Een studie van Ridsdale en kollega's naar de effecten van GET, psychologische ondersteuning en standaardhulp (wel met een fraaie CBT-brochure!) toont aan
dat GET niet effectiever is dan psychologische begeleiding en "standaardzorg" en
dat ca. 50-60% van de patiŽnten ontevreden was met de drie vormen van "zorg".
De uitsmijter is wat mij betreft de konstatering dat als deze "therapieŽn" niet helpen,
andere behandelvormen met de patiŽnten besproken moeten worden.
In het (bio)psychosociale gedachtegoed is toch geen plaats voor "andere" behandelvormen?
Observed outcomes by therapy
Wearden et al. (2010) published a trial from primary care
in which they recruited only patients with more severe CFS.
Therapies consisted of pragmatic rehabilitation and supportive listening,
implemented by nurses with additional training
rather than the physiotherapists and counsellors working in our trial.
The nurse interventions also had
non-significant effects on fatigue at the 1-year follow-up.
We found patients who had experienced prolonged fatigue symptoms before the trial were more likely to report dissatisfaction.
It seems likely that, when not offered a therapeutic intervention,
dissatisfaction persists or increases.
From the current evidence,
we propose that after assessment of patients
who present with fatigue in primary care,
doctors offer to reassess them in 6 months.
If fatigue symptoms persist,
the practitioner and patient may discuss further therapy options.
The effect of counselling, graded exercise and usual care
for people with chronic fatigue in primary care: a randomized trial.
Psychological Medicine, FirstView Article : 1-8. doi:10.1017/S0033291712000256.
L. Ridsdale, M. Hurley, M. King, P. McCrone, N. Donaldson.
the effectiveness of
graded exercise therapy (GET),
counselling (COUNS) and
usual care plus a cognitive behaviour therapy (CBT) booklet (BUC)
for people presenting with chronic fatigue in primary care.
A randomized controlled trial
in general practice.
The main outcome measure was
the change in the Chalder fatigue score
between baseline and 6 months.
Secondary outcomes included a measure of global outcome,
including anxiety and depression, functional impairment and satisfaction.
The reduction in mean Chalder fatigue score
at 6 months was
8.1 [95% confidence interval (CI) 6.6Ė10.4] for BUC,
10.1 (95% CI 7.5Ė12.6) for GET and
8.6 (95% CI 6.5Ė10.8) for COUNS.
There were no significant differences in change scores between the three groups
at the 6- or 12-month assessment.
Dissatisfaction with care was high.
In relation to the BUC group,
the odds of dissatisfaction at the 12-month assessment
were less for
the GET [odds ratio (OR) 0.11, 95% CI 0.02Ė0.54, p=0.01] and
COUNS groups (OR 0.13, 95% CI 0.03Ė0.53, p=0.004).

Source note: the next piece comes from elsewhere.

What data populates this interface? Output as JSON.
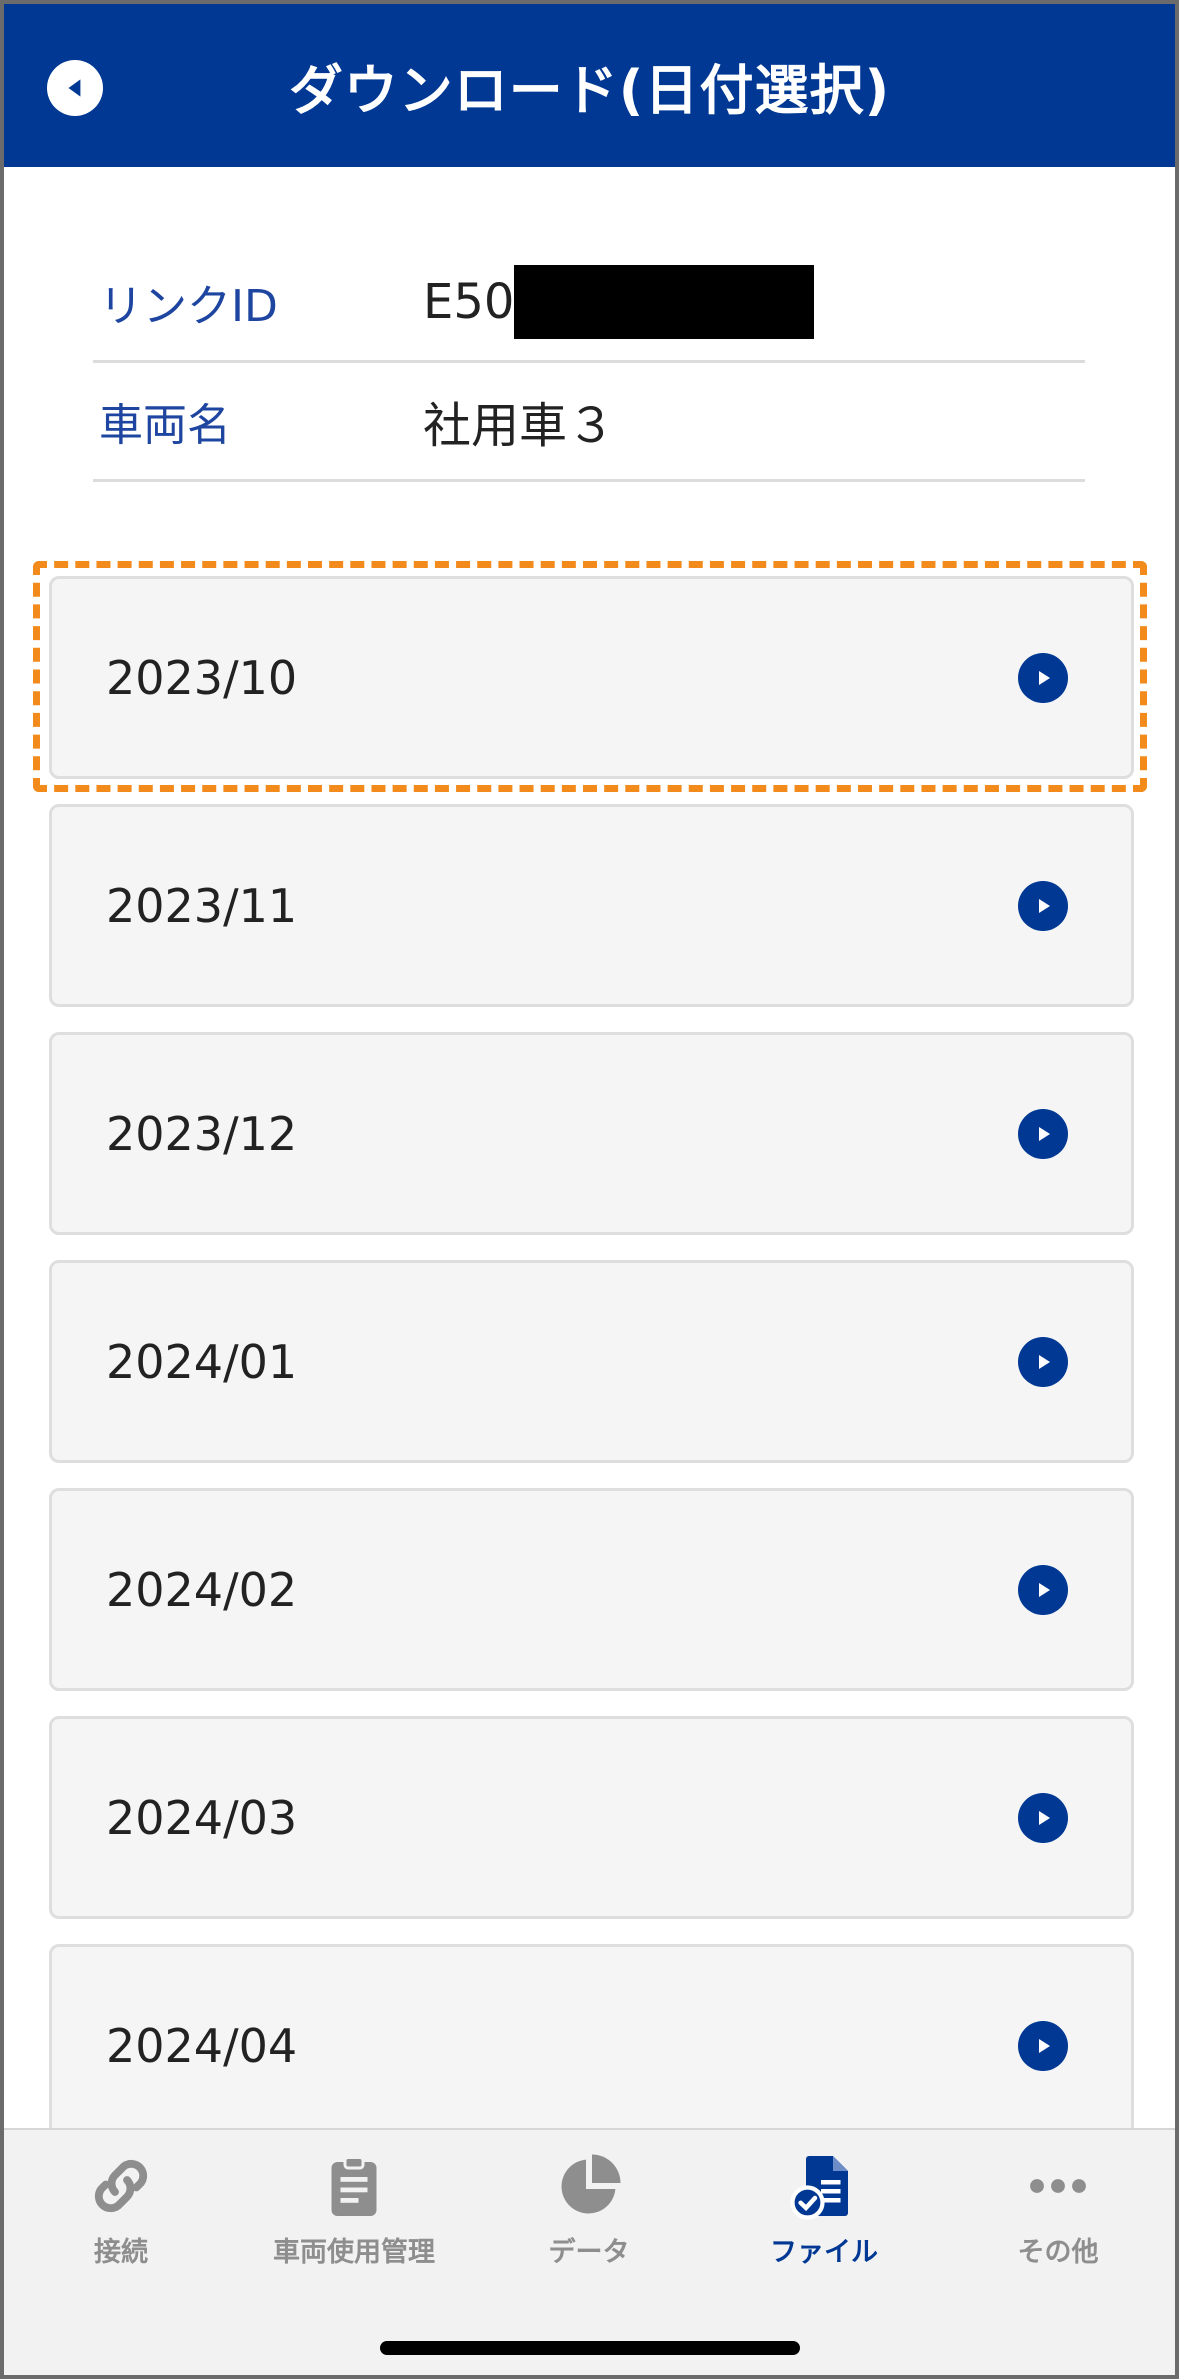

Our evidence suggests that
fatigue presented to general practitioners (GPs)
tends to remit over 6 months
to a greater extent than found previously.
Compared to BUC,
those treated with
graded exercise or counselling therapies
were not significantly better
with respect to the primary fatigue outcome,
although they were less dissatisfied at 1 year.
This evidence is generalizable nationally and internationally.
We suggest that
GPs ask patients to return at 6 months
if their fatigue does not remit,
when therapy options can be discussed further.
Met dank aan Rob en anderen.